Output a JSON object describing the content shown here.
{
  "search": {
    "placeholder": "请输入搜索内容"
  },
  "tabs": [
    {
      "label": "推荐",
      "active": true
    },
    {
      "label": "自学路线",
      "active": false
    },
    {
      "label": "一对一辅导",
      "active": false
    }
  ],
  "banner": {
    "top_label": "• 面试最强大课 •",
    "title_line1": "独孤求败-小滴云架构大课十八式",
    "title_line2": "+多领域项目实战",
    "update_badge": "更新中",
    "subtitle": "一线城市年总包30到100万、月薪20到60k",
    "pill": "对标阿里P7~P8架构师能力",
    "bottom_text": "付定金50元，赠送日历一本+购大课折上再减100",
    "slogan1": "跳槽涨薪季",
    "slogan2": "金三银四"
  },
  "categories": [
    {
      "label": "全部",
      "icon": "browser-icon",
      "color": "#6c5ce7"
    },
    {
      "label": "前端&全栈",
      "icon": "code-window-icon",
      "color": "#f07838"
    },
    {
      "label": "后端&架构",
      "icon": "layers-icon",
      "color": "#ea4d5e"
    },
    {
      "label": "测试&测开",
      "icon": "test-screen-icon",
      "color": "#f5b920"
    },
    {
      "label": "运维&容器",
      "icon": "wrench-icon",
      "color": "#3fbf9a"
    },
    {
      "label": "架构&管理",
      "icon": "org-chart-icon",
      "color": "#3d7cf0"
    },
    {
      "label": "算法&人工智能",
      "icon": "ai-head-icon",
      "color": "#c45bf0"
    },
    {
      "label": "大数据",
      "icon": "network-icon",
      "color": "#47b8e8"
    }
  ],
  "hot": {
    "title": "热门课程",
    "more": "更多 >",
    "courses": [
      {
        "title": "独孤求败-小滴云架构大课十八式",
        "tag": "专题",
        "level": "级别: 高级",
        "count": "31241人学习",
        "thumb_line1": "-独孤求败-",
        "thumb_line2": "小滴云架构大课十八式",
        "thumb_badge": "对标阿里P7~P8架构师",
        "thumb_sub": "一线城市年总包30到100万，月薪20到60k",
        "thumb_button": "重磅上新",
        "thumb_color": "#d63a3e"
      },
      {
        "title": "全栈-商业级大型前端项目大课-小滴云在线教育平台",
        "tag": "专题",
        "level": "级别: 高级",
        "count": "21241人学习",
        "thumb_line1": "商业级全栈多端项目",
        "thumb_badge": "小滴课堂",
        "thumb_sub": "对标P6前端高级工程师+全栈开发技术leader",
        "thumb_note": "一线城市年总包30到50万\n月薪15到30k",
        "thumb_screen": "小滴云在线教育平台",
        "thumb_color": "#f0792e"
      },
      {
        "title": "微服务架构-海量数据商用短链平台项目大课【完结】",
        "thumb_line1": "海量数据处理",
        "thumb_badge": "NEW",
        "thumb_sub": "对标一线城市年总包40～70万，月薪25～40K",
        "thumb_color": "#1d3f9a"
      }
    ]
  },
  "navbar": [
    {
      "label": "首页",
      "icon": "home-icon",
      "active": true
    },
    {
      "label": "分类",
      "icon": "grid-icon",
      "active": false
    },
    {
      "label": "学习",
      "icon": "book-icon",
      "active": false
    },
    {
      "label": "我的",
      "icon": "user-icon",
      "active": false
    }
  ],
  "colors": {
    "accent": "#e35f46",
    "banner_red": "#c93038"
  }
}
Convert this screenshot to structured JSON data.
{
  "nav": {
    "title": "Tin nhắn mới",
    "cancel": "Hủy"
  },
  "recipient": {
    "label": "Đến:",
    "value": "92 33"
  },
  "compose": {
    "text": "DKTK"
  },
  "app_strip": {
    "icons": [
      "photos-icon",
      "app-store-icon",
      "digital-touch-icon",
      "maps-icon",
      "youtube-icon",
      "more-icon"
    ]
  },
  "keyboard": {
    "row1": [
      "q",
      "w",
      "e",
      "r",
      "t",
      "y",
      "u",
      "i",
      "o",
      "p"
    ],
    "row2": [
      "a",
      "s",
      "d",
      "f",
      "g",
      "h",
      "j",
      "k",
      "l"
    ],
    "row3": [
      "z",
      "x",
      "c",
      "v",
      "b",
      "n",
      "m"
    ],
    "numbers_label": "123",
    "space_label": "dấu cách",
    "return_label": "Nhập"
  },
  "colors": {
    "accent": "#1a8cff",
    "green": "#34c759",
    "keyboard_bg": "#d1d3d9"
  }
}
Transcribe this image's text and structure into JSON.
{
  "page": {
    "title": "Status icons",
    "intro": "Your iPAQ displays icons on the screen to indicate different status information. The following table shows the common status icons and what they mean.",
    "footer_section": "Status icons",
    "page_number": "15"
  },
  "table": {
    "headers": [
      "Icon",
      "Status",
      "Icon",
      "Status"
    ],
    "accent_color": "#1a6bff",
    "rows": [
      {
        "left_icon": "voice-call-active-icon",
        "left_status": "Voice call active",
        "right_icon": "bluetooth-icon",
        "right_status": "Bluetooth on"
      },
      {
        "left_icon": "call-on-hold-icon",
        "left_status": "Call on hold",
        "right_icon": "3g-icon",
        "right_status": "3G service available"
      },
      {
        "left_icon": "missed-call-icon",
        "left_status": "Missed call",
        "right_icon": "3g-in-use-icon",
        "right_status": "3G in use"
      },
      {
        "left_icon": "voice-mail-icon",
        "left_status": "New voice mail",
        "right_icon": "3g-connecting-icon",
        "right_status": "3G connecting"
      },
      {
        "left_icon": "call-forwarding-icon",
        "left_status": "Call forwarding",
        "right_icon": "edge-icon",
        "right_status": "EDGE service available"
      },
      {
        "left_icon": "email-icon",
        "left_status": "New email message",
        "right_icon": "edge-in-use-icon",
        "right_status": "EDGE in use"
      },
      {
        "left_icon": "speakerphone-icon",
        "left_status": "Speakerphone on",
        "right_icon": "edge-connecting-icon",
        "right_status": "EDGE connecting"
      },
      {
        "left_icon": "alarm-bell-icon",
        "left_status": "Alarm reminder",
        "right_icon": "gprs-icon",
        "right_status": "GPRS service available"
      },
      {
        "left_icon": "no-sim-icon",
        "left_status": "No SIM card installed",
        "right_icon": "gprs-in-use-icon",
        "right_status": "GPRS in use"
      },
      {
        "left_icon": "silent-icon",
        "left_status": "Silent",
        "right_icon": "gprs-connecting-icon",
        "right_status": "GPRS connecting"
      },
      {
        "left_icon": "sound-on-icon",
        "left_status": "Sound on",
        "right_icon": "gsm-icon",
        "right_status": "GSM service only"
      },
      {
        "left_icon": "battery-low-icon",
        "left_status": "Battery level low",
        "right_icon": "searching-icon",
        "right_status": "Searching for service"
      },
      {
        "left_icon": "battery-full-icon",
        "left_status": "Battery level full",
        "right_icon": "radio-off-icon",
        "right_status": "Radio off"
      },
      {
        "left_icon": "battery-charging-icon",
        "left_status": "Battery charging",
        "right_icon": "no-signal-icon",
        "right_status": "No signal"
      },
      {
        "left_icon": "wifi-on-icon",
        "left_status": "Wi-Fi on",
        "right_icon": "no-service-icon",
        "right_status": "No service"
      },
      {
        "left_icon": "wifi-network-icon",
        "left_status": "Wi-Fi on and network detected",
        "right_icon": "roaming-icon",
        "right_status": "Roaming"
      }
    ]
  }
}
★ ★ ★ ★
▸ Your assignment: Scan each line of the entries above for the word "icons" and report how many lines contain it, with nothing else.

▸ Expected answer: 4